General Walter Fane CB was a British General who served in Central India, on the North West Frontier as well as in China during the Opium Wars. Fane raised a troop of irregular cavalry to fight in China made up of Indian volunteers and they went on to become Fane's Horse, a regiment that remains part of Pakistan's armed forces.
Walter Fane, a member of the Fane family, was born in 1828 in Fulbeck Lincolnshire. He was the son of the Rev. Edward Fane of Fulbeck Hall and brother of Colonel Francis Fane and Henry Hamlyn-Fane member of Parliament.
He entered the army in 1845 and became a lieutenant in 1853. He served in the Punjab Irregular Cavalry on the North West frontier where they fought a number engagements against the hill tribes.
During the Indian Mutiny of 1857 Fane fought against Tantya Tope and he was present when the Indian rebel leader was captured and executed.
In 1860 Fane raised the irregular cavalry force of Fane's Horse to fight in China during the Second Opium War. Fane's horse fought in the engagements of Sinho, Chinkiawbaw, Pulli-chi-on as well as in the sacking of Peking under Fane's cousin Field Marshal Sir John Michel. For these services he was nominated as a companion of the Order of the Bath.
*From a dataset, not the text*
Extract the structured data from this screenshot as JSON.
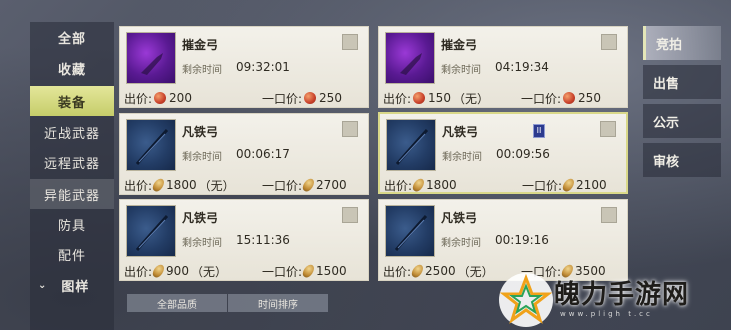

Fane was also an artist and had limited success throughout his lifetime, and he was the most successful member of a moderately artistic family. He married but had no children and he died aged 58 in Fulbeck where is buried.